  1. DO BOOK IN LOW-SEASON if you can. It reduces costs as well as having less queuing for the ski lifts. If you’re booking late in the season you need a high altitude resort, good late season resorts worth considering are: Tignes, France, Yllas, Finland, Obergurgl, Austria, Saas-Fee, Switzerland.
  2. DO RESEARCH the ski resorts and their pistes. Some resorts are geared to families and others simply not. Check www.littleskiers.co.uk for a list of resorts to consider, there’s also a page of emailed advice and recommendations from other parents.
  3. DO RESEARCH THE SKI SCHOOLS, it will be money well spent. Choose schools with "learn and playground" areas. They have training aids devised from the newest technology, such as conveyor belts (important so little ones don’t get tired), carousels and tunnels, ensuring your child has great fun! 

    Austrian ski schools - 10am to 12pm, break for lunch, then 1 - 3pm.
    French ski schools - morning or afternoon lessons
    Italian ski schools - 10am until 1pm, often till 4pm on the last 2 days
  5. DO CHECK YOUR HOTEL THOROUGHLY, they can really vary and this is where Specialist Travel Agents can advise you. Think about eating times, baby monitors, crèches and evening clubs. It has to work for you and the children…
  6. DO CONSIDER CHALETS if a group of you are going, it’s more sociable in the evenings while your children can sleep upstairs. Often with roaring fires, cooked evening meals and maybe afternoon tea, chalets can be very relaxing.
  7. DON’T LEAVE CHILDCARE TILL THE LAST MINUTE it books up quickly! Many hotels & chalets offer some level of childcare, from private nannies to on-site crèches and kindergartens. We have heard stories of bored children who don't understand the language, so establish what activities are available and what languages they speak. Some travel companies provide children’s clubs run by experienced English speaking nannies, taking infants from 6 months to 4 years (approx. £100 for 6 morning or afternoons) and children from 3-11 years, taking and collecting your child from ski school, adding valuable time to your available skiing time.
    Cheap clothing will not keep then dry and warm. You need good quality specialist ski clothing and technical ski socks to prevent blisters and bruising to the shins. The clothing can be expensive but they make excellent coats for the rest of the winter and often last two holidays.
    Helmets are a legal requirement. They are best bought from a shop where you have tried them on (and the child can take them off themselves), with rented helmets you can’t guarantee safety. Buy good quality double lens ski goggles that wont fog up, affecting their vision.

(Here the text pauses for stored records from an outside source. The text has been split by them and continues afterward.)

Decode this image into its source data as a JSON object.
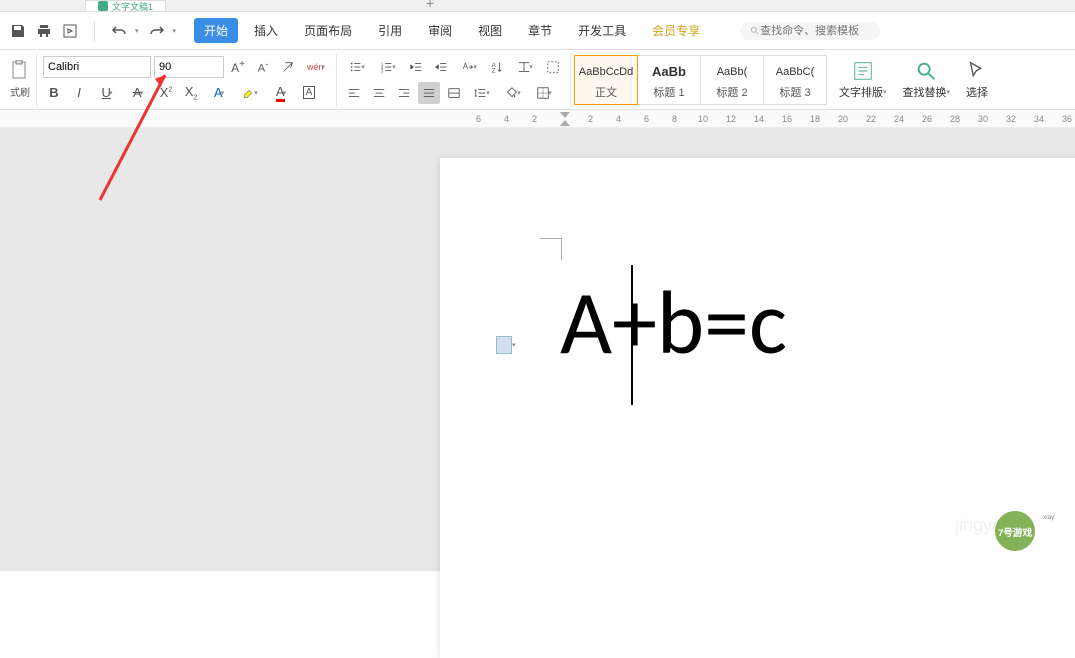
{
  "tab": {
    "title": "文字文稿1"
  },
  "menu": {
    "start": "开始",
    "insert": "插入",
    "layout": "页面布局",
    "reference": "引用",
    "review": "审阅",
    "view": "视图",
    "chapter": "章节",
    "devtools": "开发工具",
    "member": "会员专享"
  },
  "search": {
    "placeholder": "查找命令、搜索模板"
  },
  "font": {
    "name": "Calibri",
    "size": "90"
  },
  "format_painter": "式刷",
  "styles": [
    {
      "preview": "AaBbCcDd",
      "label": "正文",
      "bold": false,
      "active": true
    },
    {
      "preview": "AaBb",
      "label": "标题 1",
      "bold": true,
      "active": false
    },
    {
      "preview": "AaBb(",
      "label": "标题 2",
      "bold": false,
      "active": false
    },
    {
      "preview": "AaBbC(",
      "label": "标题 3",
      "bold": false,
      "active": false
    }
  ],
  "big_buttons": {
    "text_layout": "文字排版",
    "find_replace": "查找替换",
    "select": "选择"
  },
  "ruler_ticks": [
    "6",
    "4",
    "2",
    "",
    "2",
    "4",
    "6",
    "8",
    "10",
    "12",
    "14",
    "16",
    "18",
    "20",
    "22",
    "24",
    "26",
    "28",
    "30",
    "32",
    "34",
    "36"
  ],
  "document": {
    "text": "A+b=c"
  },
  "watermark": {
    "brand": "7号游戏",
    "sub": "jingyan",
    "site": "xiayx.com"
  }
}
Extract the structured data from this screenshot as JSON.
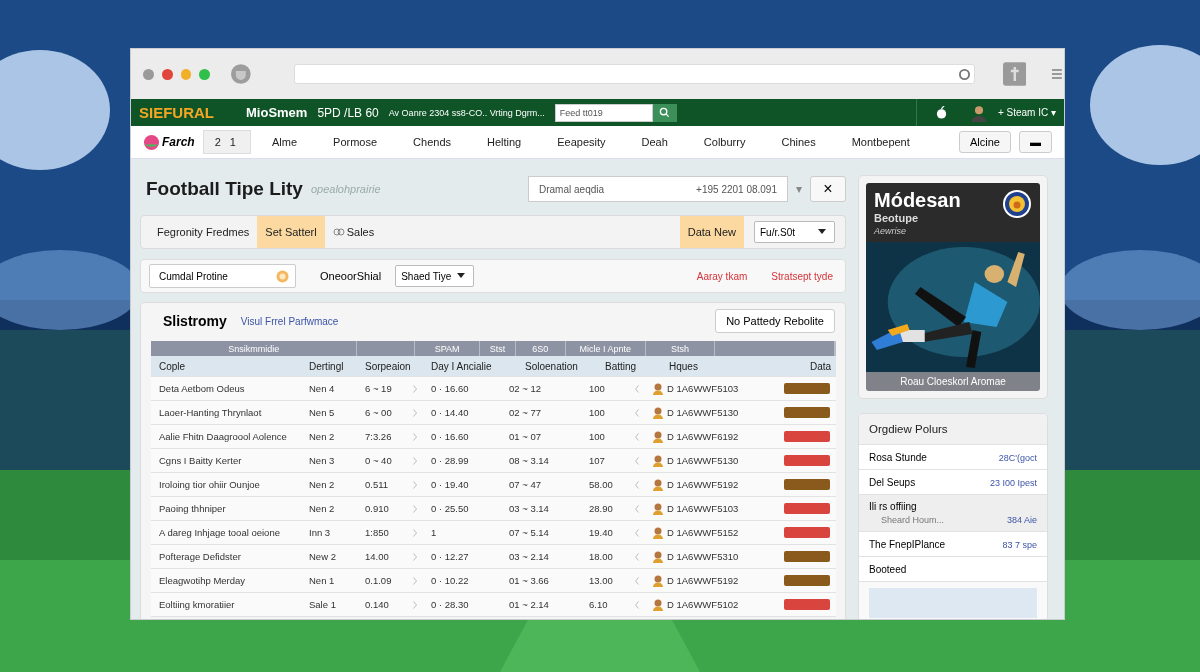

About the Author: Tess Bradshaw runs Little Skiers, a family business whose aim is to provide quality advice and products to make your family skiing holiday an unforgettable experience. Visit their website Little Skiers for more detailed advice and ski clothing.

Kid's Ski Wear and Snowboard Gear - Buy or Hire?

Skiing With Teens

Autumn Outdoor Activities for Kids

Recent Posts

Here's what's new on eParenting

Most Popular